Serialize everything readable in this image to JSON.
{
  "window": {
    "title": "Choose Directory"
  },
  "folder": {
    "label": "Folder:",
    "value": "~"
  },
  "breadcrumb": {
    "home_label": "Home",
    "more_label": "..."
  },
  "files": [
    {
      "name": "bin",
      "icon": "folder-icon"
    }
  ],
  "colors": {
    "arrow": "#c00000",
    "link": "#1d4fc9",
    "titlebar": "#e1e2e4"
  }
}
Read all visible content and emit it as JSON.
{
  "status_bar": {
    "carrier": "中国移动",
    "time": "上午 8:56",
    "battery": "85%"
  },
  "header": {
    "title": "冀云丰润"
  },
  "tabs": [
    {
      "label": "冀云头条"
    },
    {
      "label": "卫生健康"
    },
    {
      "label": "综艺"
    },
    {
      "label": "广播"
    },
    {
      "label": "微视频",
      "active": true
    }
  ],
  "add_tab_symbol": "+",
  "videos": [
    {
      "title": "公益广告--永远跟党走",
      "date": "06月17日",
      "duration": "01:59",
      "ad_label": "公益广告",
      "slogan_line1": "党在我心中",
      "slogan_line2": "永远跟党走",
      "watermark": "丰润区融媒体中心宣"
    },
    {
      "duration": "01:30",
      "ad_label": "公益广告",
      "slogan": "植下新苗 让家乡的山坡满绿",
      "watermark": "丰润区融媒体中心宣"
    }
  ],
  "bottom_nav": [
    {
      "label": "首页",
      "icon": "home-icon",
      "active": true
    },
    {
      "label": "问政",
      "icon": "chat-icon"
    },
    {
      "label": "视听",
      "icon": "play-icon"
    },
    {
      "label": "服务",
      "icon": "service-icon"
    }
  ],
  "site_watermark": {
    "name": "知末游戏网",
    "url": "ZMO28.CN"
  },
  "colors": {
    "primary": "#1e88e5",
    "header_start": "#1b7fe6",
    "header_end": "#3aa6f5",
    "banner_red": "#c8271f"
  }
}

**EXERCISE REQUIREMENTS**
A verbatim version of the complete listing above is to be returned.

**COMPLETED TASK**
Serialize everything readable in this image to JSON.
{
  "window": {
    "title": "Choose Directory"
  },
  "folder": {
    "label": "Folder:",
    "value": "~"
  },
  "breadcrumb": {
    "home_label": "Home",
    "more_label": "..."
  },
  "files": [
    {
      "name": "bin",
      "icon": "folder-icon"
    }
  ],
  "colors": {
    "arrow": "#c00000",
    "link": "#1d4fc9",
    "titlebar": "#e1e2e4"
  }
}
Read all visible content and emit it as JSON.
{
  "status_bar": {
    "carrier": "中国移动",
    "time": "上午 8:56",
    "battery": "85%"
  },
  "header": {
    "title": "冀云丰润"
  },
  "tabs": [
    {
      "label": "冀云头条"
    },
    {
      "label": "卫生健康"
    },
    {
      "label": "综艺"
    },
    {
      "label": "广播"
    },
    {
      "label": "微视频",
      "active": true
    }
  ],
  "add_tab_symbol": "+",
  "videos": [
    {
      "title": "公益广告--永远跟党走",
      "date": "06月17日",
      "duration": "01:59",
      "ad_label": "公益广告",
      "slogan_line1": "党在我心中",
      "slogan_line2": "永远跟党走",
      "watermark": "丰润区融媒体中心宣"
    },
    {
      "duration": "01:30",
      "ad_label": "公益广告",
      "slogan": "植下新苗 让家乡的山坡满绿",
      "watermark": "丰润区融媒体中心宣"
    }
  ],
  "bottom_nav": [
    {
      "label": "首页",
      "icon": "home-icon",
      "active": true
    },
    {
      "label": "问政",
      "icon": "chat-icon"
    },
    {
      "label": "视听",
      "icon": "play-icon"
    },
    {
      "label": "服务",
      "icon": "service-icon"
    }
  ],
  "site_watermark": {
    "name": "知末游戏网",
    "url": "ZMO28.CN"
  },
  "colors": {
    "primary": "#1e88e5",
    "header_start": "#1b7fe6",
    "header_end": "#3aa6f5",
    "banner_red": "#c8271f"
  }
}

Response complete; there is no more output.